The scale is still out of 12 but it shall be divided as such:
- 12/12 Perfect
- 11.5/12 Nearly Perfect
- 11/12 A+
- 10.5/12 Strong A
- 10/12 A
- 9/12 A-
- 8/12 B+
- 7/12 B
- 6/12 B-
- 5/12 C+
- 4/12 C
- 3/12 D
- 2/12 F
- 1/12 Epic Fail
For anime series reviews and other completed reviewed works, the only difference is now it’s possible to get an 11.5 and 10.5. I’ve gone back and adjusted the series review scores to reflect these new choices. One such move, for example, was Library War moved from 11/12 up to 11.5/12 to better reflect how much I loved it, despite the problems in the plot believability department.
For the episode review scores, the version 1 scores get mapped to version 2 scores like this: 12+++ → 12, 12++ → 11.5, 12+ → 11, 12 → 10.5, 11 → 10, 10 → 9, 9 → 8, 8 → 7, 7 → 6, 6 → 5, 5 → 4, 4 → 3, 3 → 2, 2 → 1. Taking a couple of examples from my recent weekly anime review:
Clannad S.2, episode 19 – 12++/12 becomes 11.5/12 Near Perfect
Michiko to Hatchin, episode 18 – 12+/12 becomes 11/12 A+
Minami-Ke: Okaeri, episode 7 – 11/12 A+ becomes 10/12 A
Asu no Yoichi, episode 7 – 9/12 A- becomes 8/12 B+
Generally, individual episodes will score higher then my overall opinion of the show. This is due to the lesser demands on a single episode to be good as opposed to the greater demands on the entire series to be good. For example, a certain series might get docked points in the series review because it lacked necessary character development but the individual episodes where funny and thusly earning good marks.
Separate from the overall score are several secondary scores; these scores are not used in a rigid way to determine the final score but scoring lowly in one might indirectly show why the overall score was the level it was.
The first one is used just for my first impression scores for anime. It’s called the show’s initial Anticipation Level and it measures how well the show hooks me into watching the rest of series.
The next 3 are all used for my series review. Two are relatively new and thus most of my reviews don’t include them yet. When I can, I will go back and add them into the posts. These would the Ending score and the Animation score. Since I won’t go into detail about a show’s ending for the sake of remaining as spoiler-free as possible the Ending score is my way of giving the reader the knowledge how well the show ended without giving it away. The Animation score is there because while I’m fairly tolerant of quality of the animation when grading a show, others are not. Once again, this is okay – I’m not some sort of snob that thinks my point of view is the only right one. If the reader is one that requires good animation then they can use my animation score to adjust my overall score up or down in their mind as they see fit.

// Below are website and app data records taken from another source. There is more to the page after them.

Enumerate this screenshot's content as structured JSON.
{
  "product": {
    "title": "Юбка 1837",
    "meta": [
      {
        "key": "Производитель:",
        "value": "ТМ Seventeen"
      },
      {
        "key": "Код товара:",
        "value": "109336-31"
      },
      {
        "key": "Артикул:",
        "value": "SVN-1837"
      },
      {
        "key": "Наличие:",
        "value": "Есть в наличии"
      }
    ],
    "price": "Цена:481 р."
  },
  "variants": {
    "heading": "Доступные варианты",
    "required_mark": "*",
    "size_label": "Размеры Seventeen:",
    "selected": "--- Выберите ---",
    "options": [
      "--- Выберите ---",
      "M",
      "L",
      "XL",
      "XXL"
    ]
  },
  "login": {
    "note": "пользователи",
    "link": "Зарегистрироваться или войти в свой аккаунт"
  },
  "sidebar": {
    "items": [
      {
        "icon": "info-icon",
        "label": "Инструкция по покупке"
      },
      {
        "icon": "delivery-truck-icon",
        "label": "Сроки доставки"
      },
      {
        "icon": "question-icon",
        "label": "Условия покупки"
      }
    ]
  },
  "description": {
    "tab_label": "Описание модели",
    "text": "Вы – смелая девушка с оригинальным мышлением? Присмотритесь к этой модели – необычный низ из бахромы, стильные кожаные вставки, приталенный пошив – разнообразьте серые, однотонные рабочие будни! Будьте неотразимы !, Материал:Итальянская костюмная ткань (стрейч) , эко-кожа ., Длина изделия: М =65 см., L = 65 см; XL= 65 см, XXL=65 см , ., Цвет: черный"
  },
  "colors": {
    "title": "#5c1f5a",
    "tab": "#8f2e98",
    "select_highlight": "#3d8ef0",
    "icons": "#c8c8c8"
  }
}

The third score is Rewatchablity and it measures how likely the title will be rewatched in the future. This score came about because not every great show will be rewatched in the future. For example, the movie Grave of Fireflies is a stunningly great movie but also one that is so depressing that I’ll never willing watch it again. This subscore can be used in guestimating if a particular show is worth owning on DVD since a show that only gets watched once is hardily worth buying on DVD. For me a score of Medium is the lower threshold of a show’s worthiness in buying in DVD format.
Both the Ending and Animation scores are out of 5 and I’ll detail them below. First, though, for both Anticipation Level and Rewatchability, I used to just use a verbal score but as of June 2009, I will also make these scores out of 5. Both sets of 5 will mean similar things but with slightly different verbal meanings to better match the category. Thus:
|Scale||Ending and Animation||Anticipation Level and Rewatchability|
|4/5||Excellent||Medium – High|
|3/5||Good||Average – Medium|
|1.5/5||Disappointing||Below Average – Low|